START Data section

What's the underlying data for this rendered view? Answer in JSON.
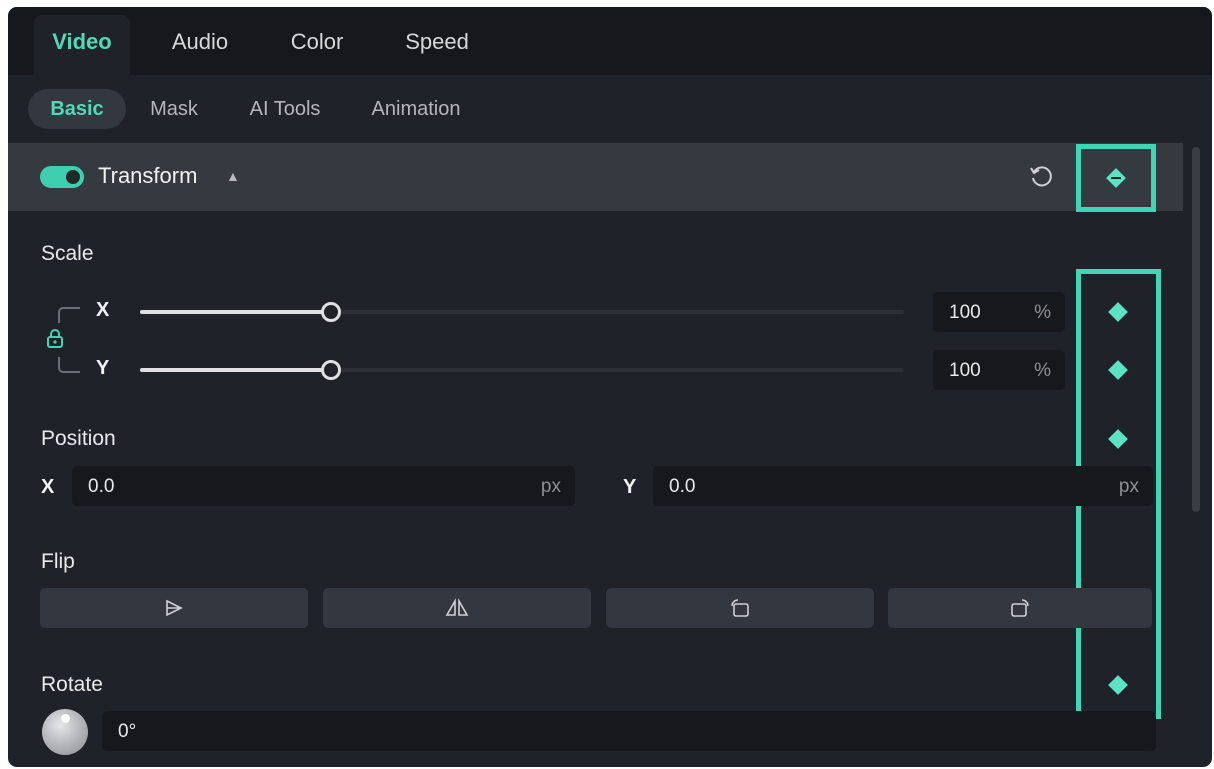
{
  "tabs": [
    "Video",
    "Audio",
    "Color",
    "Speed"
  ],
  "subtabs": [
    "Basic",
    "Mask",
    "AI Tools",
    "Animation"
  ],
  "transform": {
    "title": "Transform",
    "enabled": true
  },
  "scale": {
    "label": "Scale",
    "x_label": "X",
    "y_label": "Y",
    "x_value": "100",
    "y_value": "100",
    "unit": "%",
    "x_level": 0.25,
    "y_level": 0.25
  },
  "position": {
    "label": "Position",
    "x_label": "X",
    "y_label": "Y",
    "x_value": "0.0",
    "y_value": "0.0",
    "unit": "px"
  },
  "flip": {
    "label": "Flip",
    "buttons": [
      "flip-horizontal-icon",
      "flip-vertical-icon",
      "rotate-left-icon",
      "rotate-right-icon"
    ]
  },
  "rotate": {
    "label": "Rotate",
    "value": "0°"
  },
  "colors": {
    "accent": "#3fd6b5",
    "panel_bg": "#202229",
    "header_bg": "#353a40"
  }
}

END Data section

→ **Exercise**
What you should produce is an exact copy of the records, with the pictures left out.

→ **Response area**
What's the underlying data for this rendered view? Answer in JSON.
{
  "tabs": [
    "Video",
    "Audio",
    "Color",
    "Speed"
  ],
  "subtabs": [
    "Basic",
    "Mask",
    "AI Tools",
    "Animation"
  ],
  "transform": {
    "title": "Transform",
    "enabled": true
  },
  "scale": {
    "label": "Scale",
    "x_label": "X",
    "y_label": "Y",
    "x_value": "100",
    "y_value": "100",
    "unit": "%",
    "x_level": 0.25,
    "y_level": 0.25
  },
  "position": {
    "label": "Position",
    "x_label": "X",
    "y_label": "Y",
    "x_value": "0.0",
    "y_value": "0.0",
    "unit": "px"
  },
  "flip": {
    "label": "Flip",
    "buttons": [
      "flip-horizontal-icon",
      "flip-vertical-icon",
      "rotate-left-icon",
      "rotate-right-icon"
    ]
  },
  "rotate": {
    "label": "Rotate",
    "value": "0°"
  },
  "colors": {
    "accent": "#3fd6b5",
    "panel_bg": "#202229",
    "header_bg": "#353a40"
  }
}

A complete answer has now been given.